▶ _Activity_: An exact copy of every entry below is required, and no picture may appear in it.

(Website and app data records)
##########
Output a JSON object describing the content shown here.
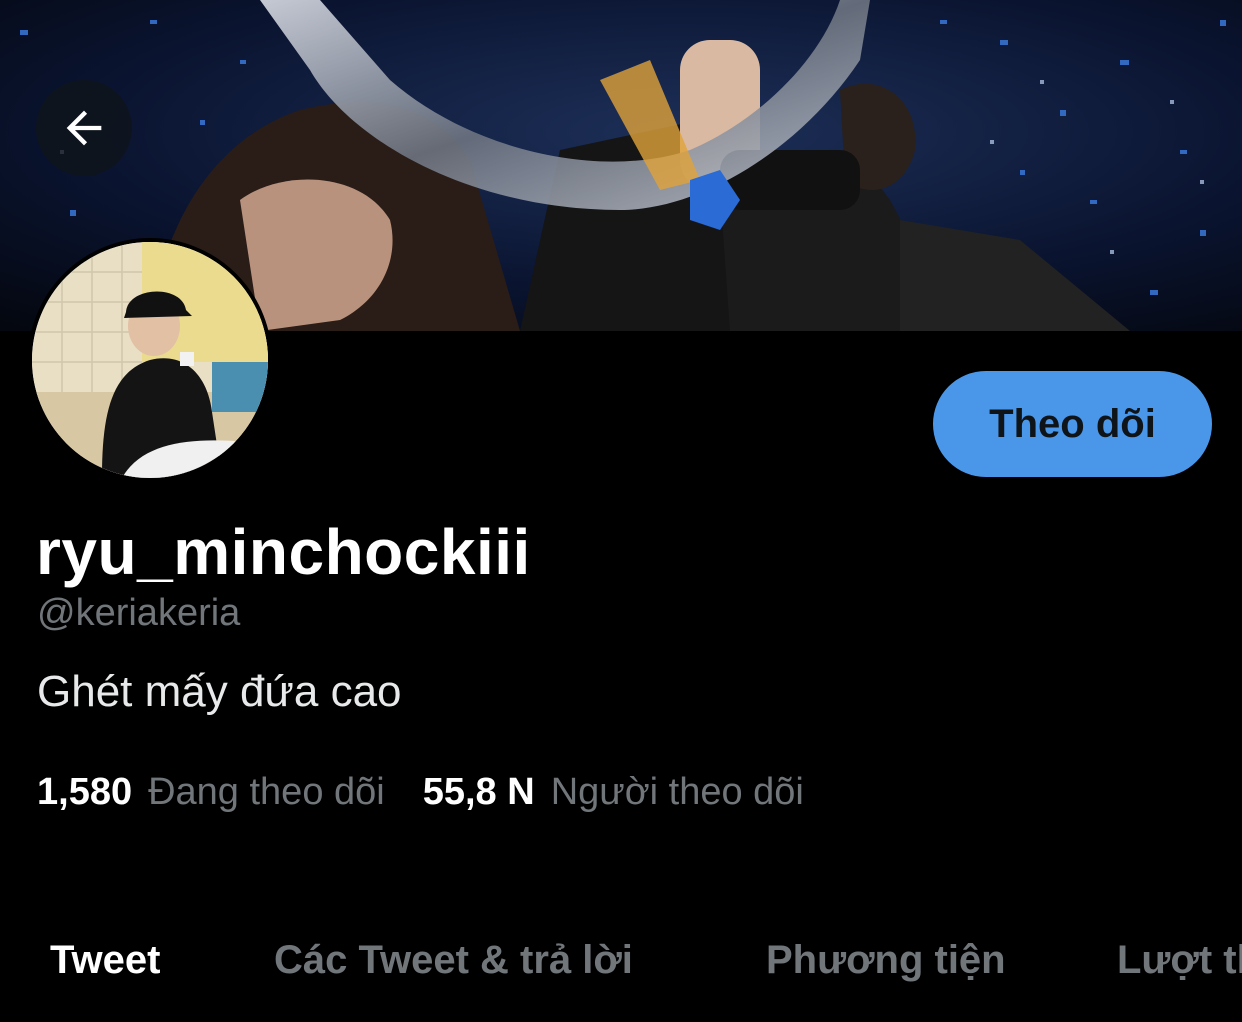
{
  "header": {
    "back_icon": "arrow-left-icon",
    "banner_description_colors": {
      "background": "#0b1224",
      "accent": "#2b6bd6"
    }
  },
  "profile": {
    "display_name": "ryu_minchockiii",
    "handle": "@keriakeria",
    "bio": "Ghét mấy đứa cao",
    "follow_label": "Theo dõi",
    "following_count": "1,580",
    "following_label": "Đang theo dõi",
    "followers_count": "55,8 N",
    "followers_label": "Người theo dõi"
  },
  "tabs": [
    {
      "label": "Tweet",
      "active": true
    },
    {
      "label": "Các Tweet & trả lời",
      "active": false
    },
    {
      "label": "Phương tiện",
      "active": false
    },
    {
      "label": "Lượt thích",
      "active": false
    }
  ],
  "colors": {
    "accent": "#4a97ea",
    "background": "#000000",
    "secondary_text": "#71767b",
    "primary_text": "#ffffff"
  }
}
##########
▶ _Solution for this task_:
Output a JSON object describing the content shown here.
{
  "header": {
    "back_icon": "arrow-left-icon",
    "banner_description_colors": {
      "background": "#0b1224",
      "accent": "#2b6bd6"
    }
  },
  "profile": {
    "display_name": "ryu_minchockiii",
    "handle": "@keriakeria",
    "bio": "Ghét mấy đứa cao",
    "follow_label": "Theo dõi",
    "following_count": "1,580",
    "following_label": "Đang theo dõi",
    "followers_count": "55,8 N",
    "followers_label": "Người theo dõi"
  },
  "tabs": [
    {
      "label": "Tweet",
      "active": true
    },
    {
      "label": "Các Tweet & trả lời",
      "active": false
    },
    {
      "label": "Phương tiện",
      "active": false
    },
    {
      "label": "Lượt thích",
      "active": false
    }
  ],
  "colors": {
    "accent": "#4a97ea",
    "background": "#000000",
    "secondary_text": "#71767b",
    "primary_text": "#ffffff"
  }
}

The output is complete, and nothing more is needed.